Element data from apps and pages
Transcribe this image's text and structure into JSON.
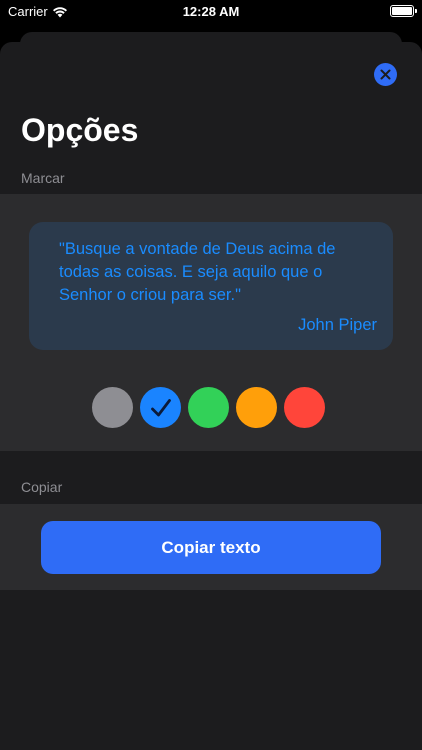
{
  "status_bar": {
    "carrier": "Carrier",
    "time": "12:28 AM"
  },
  "header": {
    "title": "Opções",
    "close_icon": "close-icon"
  },
  "highlight_section": {
    "label": "Marcar",
    "quote": {
      "text": "\"Busque a vontade de Deus acima de todas as coisas. E seja aquilo que o Senhor o criou para ser.\"",
      "author": "John Piper",
      "text_color": "#1a8cff",
      "card_color": "#2b3a4c"
    },
    "colors": [
      {
        "name": "gray",
        "hex": "#8e8e93",
        "selected": false
      },
      {
        "name": "blue",
        "hex": "#1a84ff",
        "selected": true
      },
      {
        "name": "green",
        "hex": "#32d158",
        "selected": false
      },
      {
        "name": "orange",
        "hex": "#ff9f0a",
        "selected": false
      },
      {
        "name": "red",
        "hex": "#ff453a",
        "selected": false
      }
    ]
  },
  "copy_section": {
    "label": "Copiar",
    "button_label": "Copiar texto",
    "button_color": "#2f6cf6"
  }
}
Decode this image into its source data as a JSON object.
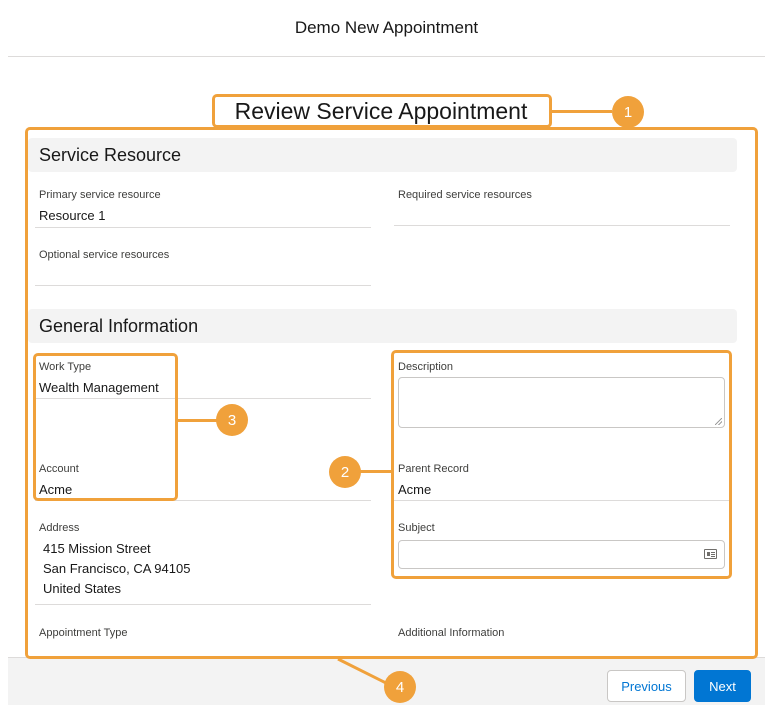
{
  "header": {
    "title": "Demo New Appointment"
  },
  "page_title": "Review Service Appointment",
  "service_resource": {
    "section_title": "Service Resource",
    "primary_label": "Primary service resource",
    "primary_value": "Resource 1",
    "required_label": "Required service resources",
    "required_value": "",
    "optional_label": "Optional service resources",
    "optional_value": ""
  },
  "general_information": {
    "section_title": "General Information",
    "work_type_label": "Work Type",
    "work_type_value": "Wealth Management",
    "account_label": "Account",
    "account_value": "Acme",
    "address_label": "Address",
    "address_lines": [
      "415 Mission Street",
      "San Francisco, CA 94105",
      "United States"
    ],
    "appointment_type_label": "Appointment Type",
    "description_label": "Description",
    "description_value": "",
    "parent_record_label": "Parent Record",
    "parent_record_value": "Acme",
    "subject_label": "Subject",
    "subject_value": "",
    "subject_icon": "record-lookup-icon",
    "additional_info_label": "Additional Information"
  },
  "footer": {
    "previous_label": "Previous",
    "next_label": "Next"
  },
  "callouts": {
    "one": "1",
    "two": "2",
    "three": "3",
    "four": "4"
  },
  "colors": {
    "callout": "#f0a13b",
    "brand": "#0176d3",
    "section_bg": "#f3f3f3"
  }
}
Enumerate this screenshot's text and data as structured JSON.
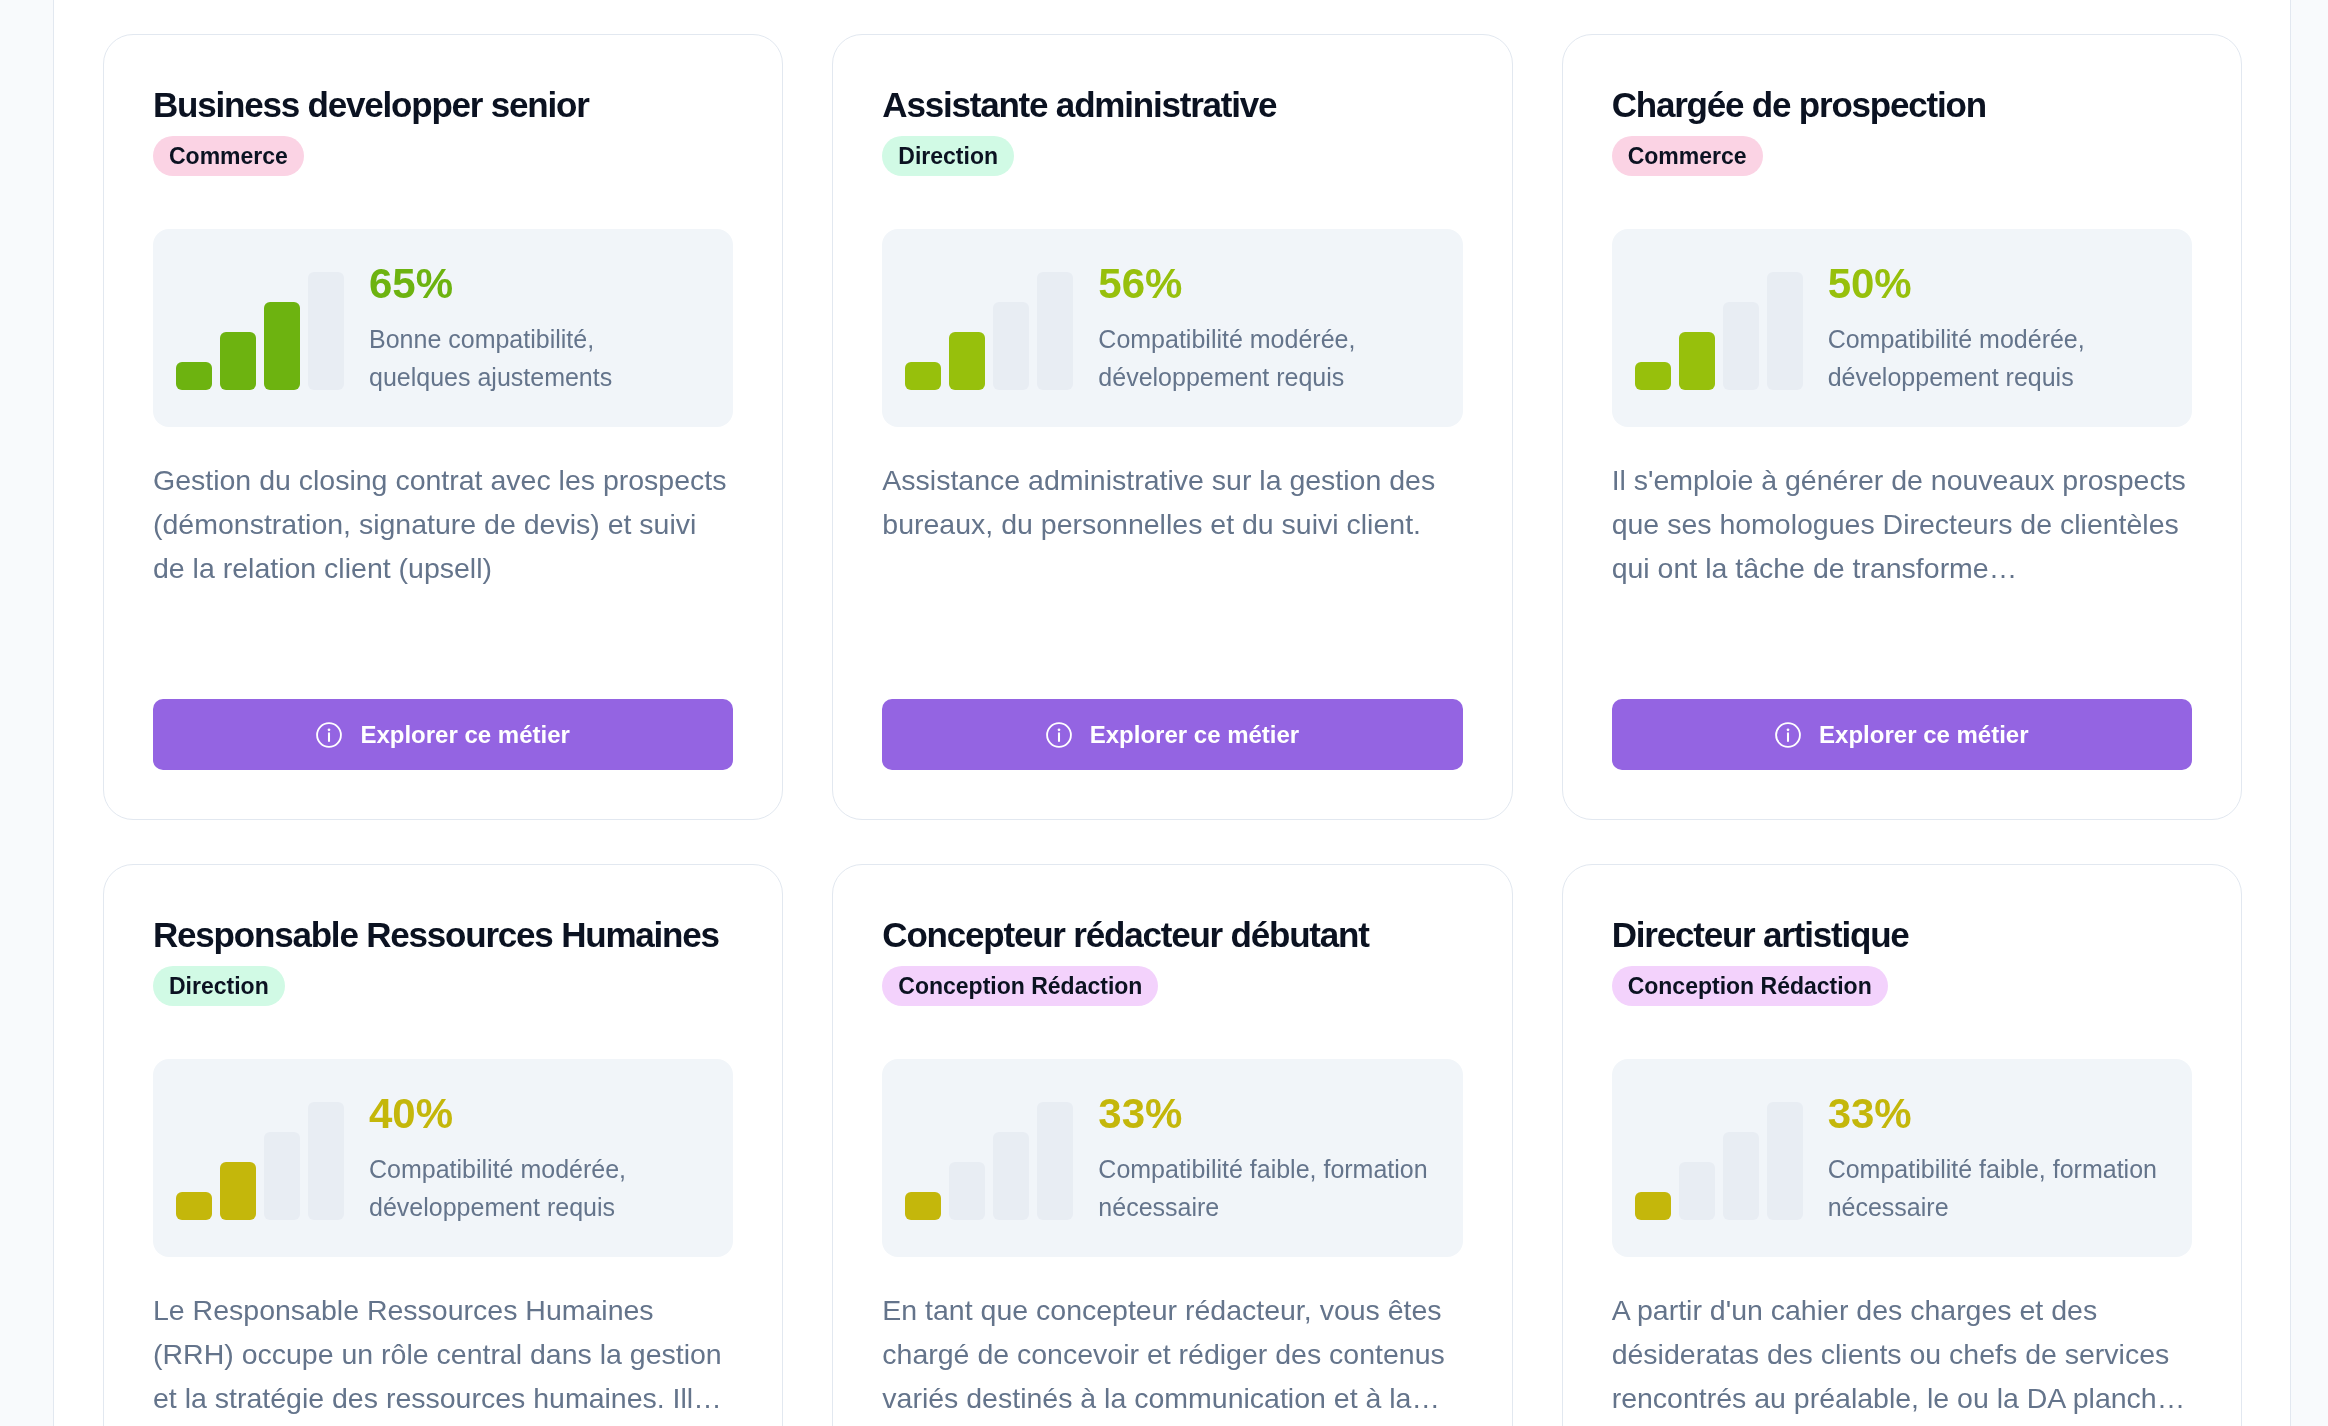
{
  "cards": [
    {
      "title": "Business developper senior",
      "category": {
        "label": "Commerce",
        "color": "#fbd3e4"
      },
      "compatibility": {
        "level": 0.75,
        "percent": "65%",
        "color": "#6db310",
        "summary": "Bonne compatibilité, quelques ajustements"
      },
      "description": "Gestion du closing contrat avec les prospects (démonstration, signature de devis) et suivi de la relation client (upsell)",
      "button": "Explorer ce métier"
    },
    {
      "title": "Assistante administrative",
      "category": {
        "label": "Direction",
        "color": "#d1fae5"
      },
      "compatibility": {
        "level": 0.5,
        "percent": "56%",
        "color": "#97c00c",
        "summary": "Compatibilité modérée, développement requis"
      },
      "description": "Assistance administrative sur la gestion des bureaux, du personnelles et du suivi client.",
      "button": "Explorer ce métier"
    },
    {
      "title": "Chargée de prospection",
      "category": {
        "label": "Commerce",
        "color": "#fbd3e4"
      },
      "compatibility": {
        "level": 0.5,
        "percent": "50%",
        "color": "#97c00c",
        "summary": "Compatibilité modérée, développement requis"
      },
      "description": "Il s'emploie à générer de nouveaux prospects que ses homologues Directeurs de clientèles qui ont la tâche de transforme…",
      "button": "Explorer ce métier"
    },
    {
      "title": "Responsable Ressources Humaines",
      "category": {
        "label": "Direction",
        "color": "#d1fae5"
      },
      "compatibility": {
        "level": 0.5,
        "percent": "40%",
        "color": "#c4b70b",
        "summary": "Compatibilité modérée, développement requis"
      },
      "description": "Le Responsable Ressources Humaines (RRH) occupe un rôle central dans la gestion et la stratégie des ressources humaines. Ill…"
    },
    {
      "title": "Concepteur rédacteur débutant",
      "category": {
        "label": "Conception Rédaction",
        "color": "#f3d2fc"
      },
      "compatibility": {
        "level": 0.25,
        "percent": "33%",
        "color": "#c4b70b",
        "summary": "Compatibilité faible, formation nécessaire"
      },
      "description": "En tant que concepteur rédacteur, vous êtes chargé de concevoir et rédiger des contenus variés destinés à la communication et à la…"
    },
    {
      "title": "Directeur artistique",
      "category": {
        "label": "Conception Rédaction",
        "color": "#f3d2fc"
      },
      "compatibility": {
        "level": 0.25,
        "percent": "33%",
        "color": "#c4b70b",
        "summary": "Compatibilité faible, formation nécessaire"
      },
      "description": "A partir d'un cahier des charges et des désideratas des clients ou chefs de services rencontrés au préalable, le ou la DA planch…"
    }
  ]
}
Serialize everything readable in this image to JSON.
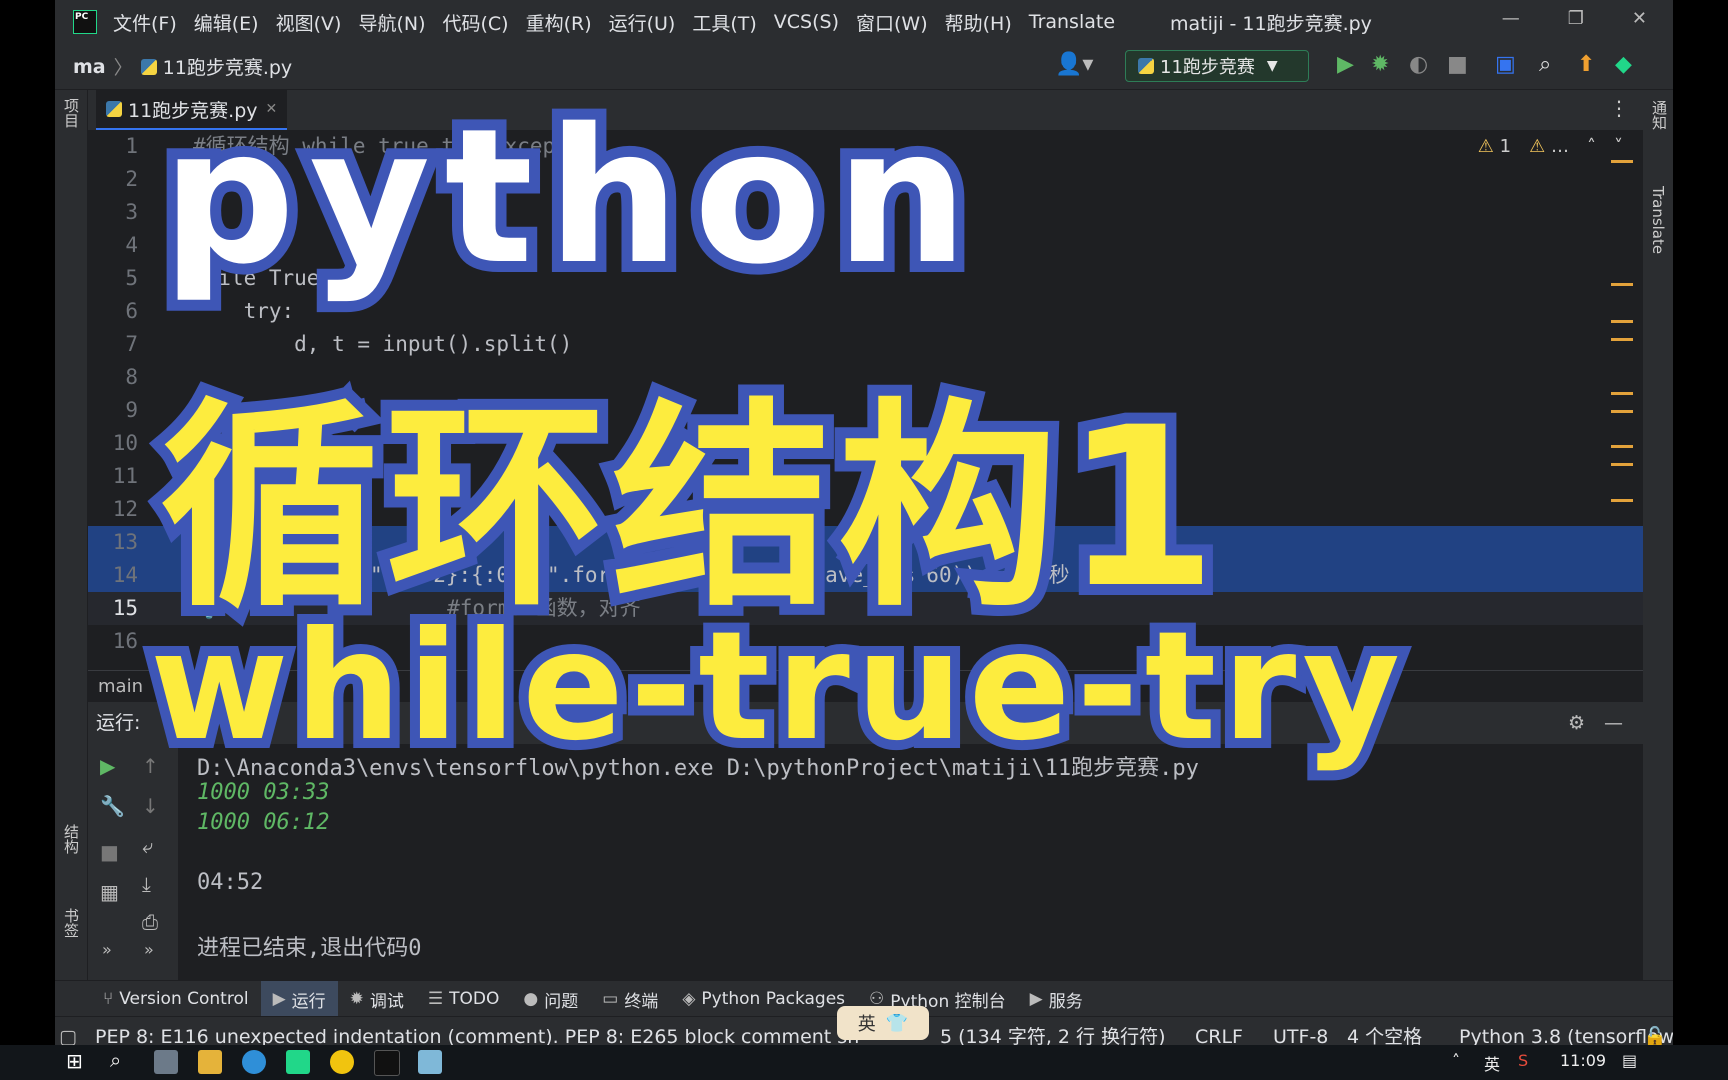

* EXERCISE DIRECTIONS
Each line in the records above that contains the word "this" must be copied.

* TASK SOLUTION
Transcribe this image's text and structure into JSON.
Decode this image into its source data as a JSON object.
Enumerate this screenshot's text and data as structured JSON.
Serialize everything readable in this image to JSON.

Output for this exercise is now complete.